» **THE TASK**: Look through the data below. Pick out the lines holding the string "JSON".

» **STUDY MATERIAL**:

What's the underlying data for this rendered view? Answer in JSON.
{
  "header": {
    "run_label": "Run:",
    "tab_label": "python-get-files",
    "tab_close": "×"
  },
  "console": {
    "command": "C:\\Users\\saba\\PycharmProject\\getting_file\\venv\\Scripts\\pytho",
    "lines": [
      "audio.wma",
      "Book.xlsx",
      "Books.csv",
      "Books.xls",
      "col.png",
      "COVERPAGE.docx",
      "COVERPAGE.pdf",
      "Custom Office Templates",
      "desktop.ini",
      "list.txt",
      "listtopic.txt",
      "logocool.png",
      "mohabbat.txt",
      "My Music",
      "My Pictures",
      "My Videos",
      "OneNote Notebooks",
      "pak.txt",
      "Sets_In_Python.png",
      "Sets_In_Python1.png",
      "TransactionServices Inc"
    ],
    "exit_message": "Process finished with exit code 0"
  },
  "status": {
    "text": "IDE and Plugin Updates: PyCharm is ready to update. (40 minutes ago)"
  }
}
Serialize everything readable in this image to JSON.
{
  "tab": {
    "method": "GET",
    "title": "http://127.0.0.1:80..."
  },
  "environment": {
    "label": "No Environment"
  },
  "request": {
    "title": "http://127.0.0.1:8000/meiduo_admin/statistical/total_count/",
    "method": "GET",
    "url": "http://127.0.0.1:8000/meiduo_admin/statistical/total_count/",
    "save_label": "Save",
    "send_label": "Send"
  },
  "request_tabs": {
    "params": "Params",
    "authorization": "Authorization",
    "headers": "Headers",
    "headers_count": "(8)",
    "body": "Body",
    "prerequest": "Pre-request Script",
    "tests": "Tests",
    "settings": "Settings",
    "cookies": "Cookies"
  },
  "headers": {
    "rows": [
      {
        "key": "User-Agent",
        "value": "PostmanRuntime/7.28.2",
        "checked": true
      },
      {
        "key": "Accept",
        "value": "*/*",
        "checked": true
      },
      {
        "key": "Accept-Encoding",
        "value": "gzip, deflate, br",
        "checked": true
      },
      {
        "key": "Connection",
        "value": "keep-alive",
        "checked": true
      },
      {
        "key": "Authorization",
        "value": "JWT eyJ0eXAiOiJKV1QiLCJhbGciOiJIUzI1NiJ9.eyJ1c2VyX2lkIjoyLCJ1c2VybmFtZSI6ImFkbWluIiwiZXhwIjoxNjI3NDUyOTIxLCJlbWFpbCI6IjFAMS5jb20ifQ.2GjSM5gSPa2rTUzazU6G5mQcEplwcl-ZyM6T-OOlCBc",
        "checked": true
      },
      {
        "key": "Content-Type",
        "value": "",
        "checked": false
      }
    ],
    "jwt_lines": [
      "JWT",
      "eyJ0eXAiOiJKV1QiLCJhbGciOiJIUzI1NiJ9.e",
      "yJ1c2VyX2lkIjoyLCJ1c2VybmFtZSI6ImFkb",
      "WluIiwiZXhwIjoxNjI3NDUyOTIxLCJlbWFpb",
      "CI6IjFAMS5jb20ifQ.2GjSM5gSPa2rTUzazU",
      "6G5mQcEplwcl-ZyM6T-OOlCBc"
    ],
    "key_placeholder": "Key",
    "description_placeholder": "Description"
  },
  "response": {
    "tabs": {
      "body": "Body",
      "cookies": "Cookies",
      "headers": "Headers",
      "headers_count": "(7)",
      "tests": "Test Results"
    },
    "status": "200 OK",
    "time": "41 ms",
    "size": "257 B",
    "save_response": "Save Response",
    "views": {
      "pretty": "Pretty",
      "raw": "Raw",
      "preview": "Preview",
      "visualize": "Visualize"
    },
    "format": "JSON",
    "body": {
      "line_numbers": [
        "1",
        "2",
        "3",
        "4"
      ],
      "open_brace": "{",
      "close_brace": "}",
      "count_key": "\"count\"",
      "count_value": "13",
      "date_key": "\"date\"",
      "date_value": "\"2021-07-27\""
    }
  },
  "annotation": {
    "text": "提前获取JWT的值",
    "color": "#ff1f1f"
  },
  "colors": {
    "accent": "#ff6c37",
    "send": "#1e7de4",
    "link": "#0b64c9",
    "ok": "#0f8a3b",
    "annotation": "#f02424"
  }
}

» **EXPECTED OUTPUT**:
What's the underlying data for this rendered view? Answer in JSON.
Serialize everything readable in this image to JSON.
    "format": "JSON",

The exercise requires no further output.